Another problem is an inconsistent or lacking career management system, where the company itself does not know in whom it wants to invest, how to manage career growth at different positions or what its key people and teams are doing. And what is the last drop to finish with? An unprofessional and inconsistent process of managing employee exits. “Companies often do not realise that bitterness and unpleasant feelings that an employee may experience at such moments may be easily ventilated to the outward world,” Pavel Šimák points out. Here comes the most important aspect: at the time of social networks and online communities where people share experience, any such publically shared opinion may influence the reputation of the given company…
Well-being: Personal Well-being and Happiness at Work
Life cycle is connected with well-being, ie feeling well at work. According to Deloitte research, well-being is of key importance for 92% of respondents, which makes it one of the strongest trends in the area of human capital. There is a new generation entering the labour market who are not concerned only about material benefits, for them doing meaningful work is extremely important – for example, they are very much concerned about the issue of the burn-out syndrome, which used to be a taboo just a few years ago,” Bára Riedl Černíková, Deloitte Chief Happiness Officer, explained.
Do you know what makes up “well-being”? In addition to financial aspects, such as salary and other bonuses, it includes mental aspects such as wellness programmes, social relations and physical aspects – these include health days, fruit deliveries to the office, fitness membership cards, or other sports and social events. However, benefits may paradoxically become a stumbling block. “Employees get easily used to getting fruit in the office on Wednesdays but it won’t increase their level of happiness. As soon as the fruit deliveries are interrupted or terminated, employee dissatisfaction increases. Such a benefit is rather counter-productive,” Bára Riedl Černíková states. Therefore, benefits aimed at personal development – mental health care, information about the burn-out syndrome and how to prevent it – are most meaningful.
The most important thing is (not) to burn out …
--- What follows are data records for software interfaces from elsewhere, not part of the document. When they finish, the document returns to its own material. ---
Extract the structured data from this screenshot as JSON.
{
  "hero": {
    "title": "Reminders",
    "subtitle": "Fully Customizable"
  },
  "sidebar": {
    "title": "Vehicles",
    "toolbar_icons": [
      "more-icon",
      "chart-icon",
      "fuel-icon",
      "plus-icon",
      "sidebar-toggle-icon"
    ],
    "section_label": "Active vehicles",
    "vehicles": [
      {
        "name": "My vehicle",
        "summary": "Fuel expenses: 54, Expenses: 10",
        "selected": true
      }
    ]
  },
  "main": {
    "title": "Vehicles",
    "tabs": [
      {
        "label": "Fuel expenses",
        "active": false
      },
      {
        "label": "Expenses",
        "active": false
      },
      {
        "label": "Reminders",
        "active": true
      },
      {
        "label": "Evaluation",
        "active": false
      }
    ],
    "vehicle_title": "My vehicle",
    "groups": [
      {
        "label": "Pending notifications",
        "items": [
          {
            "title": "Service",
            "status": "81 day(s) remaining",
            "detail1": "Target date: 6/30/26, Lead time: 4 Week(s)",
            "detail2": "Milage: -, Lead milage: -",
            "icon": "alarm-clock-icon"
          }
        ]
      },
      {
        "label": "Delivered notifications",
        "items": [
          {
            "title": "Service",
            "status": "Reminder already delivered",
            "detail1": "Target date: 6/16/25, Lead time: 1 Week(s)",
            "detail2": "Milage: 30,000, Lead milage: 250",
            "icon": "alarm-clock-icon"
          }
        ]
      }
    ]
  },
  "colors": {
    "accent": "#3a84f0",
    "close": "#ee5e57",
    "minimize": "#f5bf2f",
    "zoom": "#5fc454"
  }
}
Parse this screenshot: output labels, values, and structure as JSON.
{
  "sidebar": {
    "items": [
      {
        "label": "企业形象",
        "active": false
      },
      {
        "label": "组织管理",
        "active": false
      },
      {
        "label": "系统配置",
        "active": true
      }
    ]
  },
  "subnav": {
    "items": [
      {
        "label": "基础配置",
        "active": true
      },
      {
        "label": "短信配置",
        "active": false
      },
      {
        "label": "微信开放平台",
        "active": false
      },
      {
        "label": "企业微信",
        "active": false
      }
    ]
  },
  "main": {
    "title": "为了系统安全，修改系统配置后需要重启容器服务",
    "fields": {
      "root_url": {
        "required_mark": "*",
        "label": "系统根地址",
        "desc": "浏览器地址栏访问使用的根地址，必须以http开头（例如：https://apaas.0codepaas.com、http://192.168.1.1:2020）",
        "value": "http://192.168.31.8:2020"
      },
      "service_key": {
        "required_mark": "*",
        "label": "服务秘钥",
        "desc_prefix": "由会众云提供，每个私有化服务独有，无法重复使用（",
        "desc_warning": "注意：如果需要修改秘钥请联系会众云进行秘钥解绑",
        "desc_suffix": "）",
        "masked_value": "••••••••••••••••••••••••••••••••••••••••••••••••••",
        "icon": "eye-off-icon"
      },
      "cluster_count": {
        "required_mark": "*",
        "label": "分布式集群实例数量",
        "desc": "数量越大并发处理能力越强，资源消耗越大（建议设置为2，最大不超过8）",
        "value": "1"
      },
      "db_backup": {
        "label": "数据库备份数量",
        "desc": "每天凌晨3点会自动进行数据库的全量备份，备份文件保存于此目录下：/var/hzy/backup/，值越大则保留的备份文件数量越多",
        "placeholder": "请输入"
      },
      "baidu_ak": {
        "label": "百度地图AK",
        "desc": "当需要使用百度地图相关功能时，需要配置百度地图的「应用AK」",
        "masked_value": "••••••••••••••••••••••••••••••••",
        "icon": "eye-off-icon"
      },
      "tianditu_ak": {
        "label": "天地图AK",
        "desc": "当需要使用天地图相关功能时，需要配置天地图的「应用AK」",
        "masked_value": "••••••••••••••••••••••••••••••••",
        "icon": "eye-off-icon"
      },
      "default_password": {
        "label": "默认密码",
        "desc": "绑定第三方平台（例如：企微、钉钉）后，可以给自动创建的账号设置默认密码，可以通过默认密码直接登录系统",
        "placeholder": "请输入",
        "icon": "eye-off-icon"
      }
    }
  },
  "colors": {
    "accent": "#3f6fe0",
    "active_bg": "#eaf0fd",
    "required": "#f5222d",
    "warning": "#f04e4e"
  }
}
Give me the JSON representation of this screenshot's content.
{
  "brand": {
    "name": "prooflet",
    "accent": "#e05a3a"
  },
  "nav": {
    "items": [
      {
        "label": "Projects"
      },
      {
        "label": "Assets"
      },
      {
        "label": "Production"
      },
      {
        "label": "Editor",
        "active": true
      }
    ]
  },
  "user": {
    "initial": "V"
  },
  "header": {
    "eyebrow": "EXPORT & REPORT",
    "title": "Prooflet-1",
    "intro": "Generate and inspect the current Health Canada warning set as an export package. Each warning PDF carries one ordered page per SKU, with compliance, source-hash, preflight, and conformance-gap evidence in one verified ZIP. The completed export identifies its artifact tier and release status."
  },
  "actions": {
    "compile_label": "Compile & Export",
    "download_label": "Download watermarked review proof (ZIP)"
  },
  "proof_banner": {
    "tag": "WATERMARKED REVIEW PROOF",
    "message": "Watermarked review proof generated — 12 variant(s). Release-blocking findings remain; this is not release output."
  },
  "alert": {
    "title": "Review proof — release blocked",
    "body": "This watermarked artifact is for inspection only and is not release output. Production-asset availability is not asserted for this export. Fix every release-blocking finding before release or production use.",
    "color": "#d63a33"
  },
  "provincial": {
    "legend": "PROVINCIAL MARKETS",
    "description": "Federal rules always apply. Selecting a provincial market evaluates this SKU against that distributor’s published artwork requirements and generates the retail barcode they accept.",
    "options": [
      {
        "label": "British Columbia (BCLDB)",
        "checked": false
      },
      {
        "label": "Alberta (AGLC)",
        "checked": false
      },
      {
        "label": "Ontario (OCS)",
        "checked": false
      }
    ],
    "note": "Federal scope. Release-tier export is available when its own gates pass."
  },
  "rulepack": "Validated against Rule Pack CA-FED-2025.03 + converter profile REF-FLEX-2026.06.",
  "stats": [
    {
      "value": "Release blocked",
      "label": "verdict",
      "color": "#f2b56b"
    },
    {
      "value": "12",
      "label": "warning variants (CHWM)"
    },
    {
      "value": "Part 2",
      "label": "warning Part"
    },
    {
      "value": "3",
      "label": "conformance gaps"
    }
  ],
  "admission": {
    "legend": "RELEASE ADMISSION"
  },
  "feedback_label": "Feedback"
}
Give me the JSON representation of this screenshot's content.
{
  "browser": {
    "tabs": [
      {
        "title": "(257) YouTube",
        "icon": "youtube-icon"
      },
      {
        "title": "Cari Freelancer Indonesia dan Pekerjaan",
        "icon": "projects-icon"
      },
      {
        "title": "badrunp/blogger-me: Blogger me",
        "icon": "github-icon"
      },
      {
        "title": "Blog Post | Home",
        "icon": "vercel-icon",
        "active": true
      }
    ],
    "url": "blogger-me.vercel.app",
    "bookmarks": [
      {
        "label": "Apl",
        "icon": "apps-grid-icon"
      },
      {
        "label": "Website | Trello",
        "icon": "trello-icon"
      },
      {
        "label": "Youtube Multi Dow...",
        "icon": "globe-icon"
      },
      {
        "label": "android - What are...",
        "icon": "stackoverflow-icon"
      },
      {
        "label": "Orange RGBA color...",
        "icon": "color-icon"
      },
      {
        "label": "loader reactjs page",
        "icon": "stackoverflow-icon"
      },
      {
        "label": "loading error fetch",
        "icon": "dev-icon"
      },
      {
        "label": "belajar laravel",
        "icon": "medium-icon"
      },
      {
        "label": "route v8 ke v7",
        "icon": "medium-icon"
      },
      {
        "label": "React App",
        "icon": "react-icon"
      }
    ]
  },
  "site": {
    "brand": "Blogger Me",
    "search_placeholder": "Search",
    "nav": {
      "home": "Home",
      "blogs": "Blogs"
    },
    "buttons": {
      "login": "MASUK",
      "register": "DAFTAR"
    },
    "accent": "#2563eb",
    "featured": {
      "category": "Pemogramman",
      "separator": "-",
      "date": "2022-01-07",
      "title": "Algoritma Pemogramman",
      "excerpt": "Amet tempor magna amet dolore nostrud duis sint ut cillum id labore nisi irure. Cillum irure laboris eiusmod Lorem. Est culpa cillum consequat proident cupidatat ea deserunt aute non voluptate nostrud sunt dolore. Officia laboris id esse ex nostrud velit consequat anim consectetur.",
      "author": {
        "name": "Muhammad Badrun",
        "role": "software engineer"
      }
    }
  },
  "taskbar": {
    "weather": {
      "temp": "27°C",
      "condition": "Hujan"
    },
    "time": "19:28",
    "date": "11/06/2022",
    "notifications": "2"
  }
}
Who is threatened by the burn out syndrome? There are three groups that are most likely to suffer from the burn-out syndrome. First, graduates who start to realise during their first work experience that they received different information during the hiring process or expected that they would utilise different knowledge than they do in practice. Thus, there is a huge discrepancy between expectations and reality. Another group vulnerable to the burn-out syndrome are mothers returning after maternity leave – for them returning to work is a great stressor. And lastly, the burn-out syndrome may threaten anyone who has come to the phase when he/she thinks the time is ripe to find a new job. Here, an unbiased person may help by providing a different perspective on the period of time these people are going through and by helping them view their situation critically and objectively. However, the most efficient strategy is to prevent the burn out syndrome.